::: Entries provided :::

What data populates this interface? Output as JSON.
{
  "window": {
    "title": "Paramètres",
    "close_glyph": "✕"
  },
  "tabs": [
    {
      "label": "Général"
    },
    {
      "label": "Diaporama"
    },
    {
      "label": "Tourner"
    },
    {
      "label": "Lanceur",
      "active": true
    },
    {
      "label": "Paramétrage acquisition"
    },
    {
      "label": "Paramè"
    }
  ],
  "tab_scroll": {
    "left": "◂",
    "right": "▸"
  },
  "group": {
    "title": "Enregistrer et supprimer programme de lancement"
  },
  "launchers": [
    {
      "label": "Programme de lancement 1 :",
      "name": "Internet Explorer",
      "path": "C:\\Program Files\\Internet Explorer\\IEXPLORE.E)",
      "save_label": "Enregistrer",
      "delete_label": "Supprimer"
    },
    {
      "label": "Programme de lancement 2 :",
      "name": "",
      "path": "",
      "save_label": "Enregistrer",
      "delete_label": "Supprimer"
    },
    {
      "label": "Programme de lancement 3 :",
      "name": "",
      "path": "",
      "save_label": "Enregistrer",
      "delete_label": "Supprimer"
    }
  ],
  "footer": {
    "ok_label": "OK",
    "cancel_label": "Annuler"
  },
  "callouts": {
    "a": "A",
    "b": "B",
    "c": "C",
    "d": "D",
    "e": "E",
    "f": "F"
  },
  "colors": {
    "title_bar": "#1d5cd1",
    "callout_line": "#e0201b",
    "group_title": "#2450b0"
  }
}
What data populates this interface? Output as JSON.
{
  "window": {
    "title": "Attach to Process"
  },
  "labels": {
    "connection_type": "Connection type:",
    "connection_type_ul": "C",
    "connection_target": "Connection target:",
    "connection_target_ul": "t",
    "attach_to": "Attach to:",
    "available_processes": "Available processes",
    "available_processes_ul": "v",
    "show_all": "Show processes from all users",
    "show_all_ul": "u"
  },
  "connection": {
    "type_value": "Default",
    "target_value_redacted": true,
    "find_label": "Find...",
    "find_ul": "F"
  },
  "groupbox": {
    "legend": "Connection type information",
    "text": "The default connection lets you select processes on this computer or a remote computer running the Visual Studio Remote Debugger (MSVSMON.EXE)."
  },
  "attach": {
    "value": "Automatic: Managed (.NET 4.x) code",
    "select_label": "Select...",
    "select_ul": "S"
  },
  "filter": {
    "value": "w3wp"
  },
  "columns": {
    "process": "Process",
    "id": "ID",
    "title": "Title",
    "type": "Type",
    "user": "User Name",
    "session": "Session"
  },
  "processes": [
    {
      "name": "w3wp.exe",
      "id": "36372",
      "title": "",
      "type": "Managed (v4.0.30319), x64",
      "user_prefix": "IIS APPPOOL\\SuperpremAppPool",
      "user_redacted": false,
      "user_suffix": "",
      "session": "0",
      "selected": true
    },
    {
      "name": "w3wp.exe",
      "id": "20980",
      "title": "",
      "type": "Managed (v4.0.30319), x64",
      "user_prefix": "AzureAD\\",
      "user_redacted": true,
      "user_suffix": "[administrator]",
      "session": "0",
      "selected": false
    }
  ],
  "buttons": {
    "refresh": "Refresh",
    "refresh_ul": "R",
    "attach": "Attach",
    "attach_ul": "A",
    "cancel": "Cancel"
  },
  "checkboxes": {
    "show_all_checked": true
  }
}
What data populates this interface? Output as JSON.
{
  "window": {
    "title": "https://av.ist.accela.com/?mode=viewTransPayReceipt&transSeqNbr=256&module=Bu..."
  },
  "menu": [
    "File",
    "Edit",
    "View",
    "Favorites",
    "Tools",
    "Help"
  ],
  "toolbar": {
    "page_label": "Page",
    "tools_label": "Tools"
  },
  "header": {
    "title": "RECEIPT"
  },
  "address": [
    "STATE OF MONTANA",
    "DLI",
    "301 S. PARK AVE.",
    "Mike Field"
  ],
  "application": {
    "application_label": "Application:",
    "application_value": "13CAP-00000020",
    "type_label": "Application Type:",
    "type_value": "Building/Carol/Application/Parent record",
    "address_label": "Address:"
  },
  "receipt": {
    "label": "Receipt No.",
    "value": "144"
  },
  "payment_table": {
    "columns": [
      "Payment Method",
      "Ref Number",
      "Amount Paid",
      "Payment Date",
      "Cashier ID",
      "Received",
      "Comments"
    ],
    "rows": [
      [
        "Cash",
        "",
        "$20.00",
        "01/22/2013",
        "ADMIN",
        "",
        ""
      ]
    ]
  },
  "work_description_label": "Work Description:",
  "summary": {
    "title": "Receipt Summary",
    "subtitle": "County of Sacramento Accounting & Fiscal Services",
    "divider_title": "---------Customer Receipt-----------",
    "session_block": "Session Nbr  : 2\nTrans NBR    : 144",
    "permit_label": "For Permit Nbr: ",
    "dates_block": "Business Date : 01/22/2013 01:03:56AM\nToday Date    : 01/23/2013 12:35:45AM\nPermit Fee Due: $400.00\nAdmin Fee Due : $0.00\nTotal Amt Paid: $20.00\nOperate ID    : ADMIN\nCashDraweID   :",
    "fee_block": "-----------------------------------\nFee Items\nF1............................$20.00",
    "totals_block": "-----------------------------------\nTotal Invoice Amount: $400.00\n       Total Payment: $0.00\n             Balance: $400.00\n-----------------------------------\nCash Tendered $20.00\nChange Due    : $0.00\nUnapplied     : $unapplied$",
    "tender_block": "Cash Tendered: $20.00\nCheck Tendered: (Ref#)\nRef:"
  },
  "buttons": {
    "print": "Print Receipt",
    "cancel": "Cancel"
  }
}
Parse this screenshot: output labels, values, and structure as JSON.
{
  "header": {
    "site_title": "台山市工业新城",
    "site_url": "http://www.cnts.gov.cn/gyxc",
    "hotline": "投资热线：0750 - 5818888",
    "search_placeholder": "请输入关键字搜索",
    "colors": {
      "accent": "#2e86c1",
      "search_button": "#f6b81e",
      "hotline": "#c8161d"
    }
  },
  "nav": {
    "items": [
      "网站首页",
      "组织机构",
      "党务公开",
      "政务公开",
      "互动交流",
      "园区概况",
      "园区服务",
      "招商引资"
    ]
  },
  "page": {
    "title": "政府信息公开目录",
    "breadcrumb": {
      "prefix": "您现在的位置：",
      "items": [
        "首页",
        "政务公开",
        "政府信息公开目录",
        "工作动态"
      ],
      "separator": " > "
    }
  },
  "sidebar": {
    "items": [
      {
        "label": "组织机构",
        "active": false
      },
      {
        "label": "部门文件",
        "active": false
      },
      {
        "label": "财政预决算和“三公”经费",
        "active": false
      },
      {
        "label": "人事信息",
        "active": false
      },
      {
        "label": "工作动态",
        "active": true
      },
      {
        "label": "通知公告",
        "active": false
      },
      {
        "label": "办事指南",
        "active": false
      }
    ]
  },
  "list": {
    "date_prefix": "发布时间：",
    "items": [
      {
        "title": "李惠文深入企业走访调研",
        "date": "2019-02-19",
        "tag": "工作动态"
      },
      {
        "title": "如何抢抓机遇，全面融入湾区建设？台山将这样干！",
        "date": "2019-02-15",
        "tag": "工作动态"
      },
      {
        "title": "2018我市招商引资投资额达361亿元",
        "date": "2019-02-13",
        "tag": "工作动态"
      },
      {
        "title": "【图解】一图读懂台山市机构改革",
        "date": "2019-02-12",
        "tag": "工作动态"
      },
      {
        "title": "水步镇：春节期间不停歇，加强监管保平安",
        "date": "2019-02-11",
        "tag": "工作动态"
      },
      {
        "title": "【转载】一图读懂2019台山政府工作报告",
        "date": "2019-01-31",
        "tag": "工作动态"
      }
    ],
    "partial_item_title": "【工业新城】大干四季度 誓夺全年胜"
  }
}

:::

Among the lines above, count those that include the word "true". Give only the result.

6